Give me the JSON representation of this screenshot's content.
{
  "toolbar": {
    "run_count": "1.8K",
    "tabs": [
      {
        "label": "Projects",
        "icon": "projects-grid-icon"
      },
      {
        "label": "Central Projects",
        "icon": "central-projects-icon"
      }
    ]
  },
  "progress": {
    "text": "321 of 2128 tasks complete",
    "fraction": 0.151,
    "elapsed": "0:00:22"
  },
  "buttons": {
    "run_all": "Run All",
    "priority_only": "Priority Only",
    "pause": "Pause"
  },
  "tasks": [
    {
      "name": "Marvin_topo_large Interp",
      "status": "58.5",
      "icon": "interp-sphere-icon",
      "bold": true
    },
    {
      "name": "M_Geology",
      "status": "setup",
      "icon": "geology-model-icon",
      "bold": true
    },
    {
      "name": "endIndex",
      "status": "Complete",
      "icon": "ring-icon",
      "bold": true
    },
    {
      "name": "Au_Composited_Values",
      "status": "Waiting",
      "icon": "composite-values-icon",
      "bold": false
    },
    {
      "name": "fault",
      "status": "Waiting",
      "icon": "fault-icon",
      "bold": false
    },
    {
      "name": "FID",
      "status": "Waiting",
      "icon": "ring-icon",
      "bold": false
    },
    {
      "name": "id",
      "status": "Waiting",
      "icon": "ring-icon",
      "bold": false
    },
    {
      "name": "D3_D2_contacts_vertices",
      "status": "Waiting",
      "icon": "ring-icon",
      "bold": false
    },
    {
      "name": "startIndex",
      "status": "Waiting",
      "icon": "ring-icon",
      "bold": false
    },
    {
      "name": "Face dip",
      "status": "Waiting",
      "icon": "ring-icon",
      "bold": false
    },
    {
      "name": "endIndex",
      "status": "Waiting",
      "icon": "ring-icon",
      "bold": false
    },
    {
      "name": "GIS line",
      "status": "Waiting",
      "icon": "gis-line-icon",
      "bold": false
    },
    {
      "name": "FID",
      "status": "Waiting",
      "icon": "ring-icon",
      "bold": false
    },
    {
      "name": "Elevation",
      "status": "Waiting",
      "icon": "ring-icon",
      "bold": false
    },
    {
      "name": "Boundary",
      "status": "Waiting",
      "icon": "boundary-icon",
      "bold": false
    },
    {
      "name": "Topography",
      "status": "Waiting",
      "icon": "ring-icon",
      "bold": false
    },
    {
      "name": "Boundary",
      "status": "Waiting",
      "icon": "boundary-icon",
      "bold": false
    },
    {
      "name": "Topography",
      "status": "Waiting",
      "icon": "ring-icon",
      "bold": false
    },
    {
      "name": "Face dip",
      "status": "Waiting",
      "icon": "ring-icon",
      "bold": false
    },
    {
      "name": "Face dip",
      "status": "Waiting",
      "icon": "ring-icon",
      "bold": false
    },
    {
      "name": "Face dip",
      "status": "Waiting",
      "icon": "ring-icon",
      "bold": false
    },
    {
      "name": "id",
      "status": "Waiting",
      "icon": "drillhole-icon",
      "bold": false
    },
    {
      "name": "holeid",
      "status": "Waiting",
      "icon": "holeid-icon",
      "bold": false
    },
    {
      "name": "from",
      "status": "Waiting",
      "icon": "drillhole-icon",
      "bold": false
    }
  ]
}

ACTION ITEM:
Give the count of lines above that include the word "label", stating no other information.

SOLUTION TO THIS TASK:
2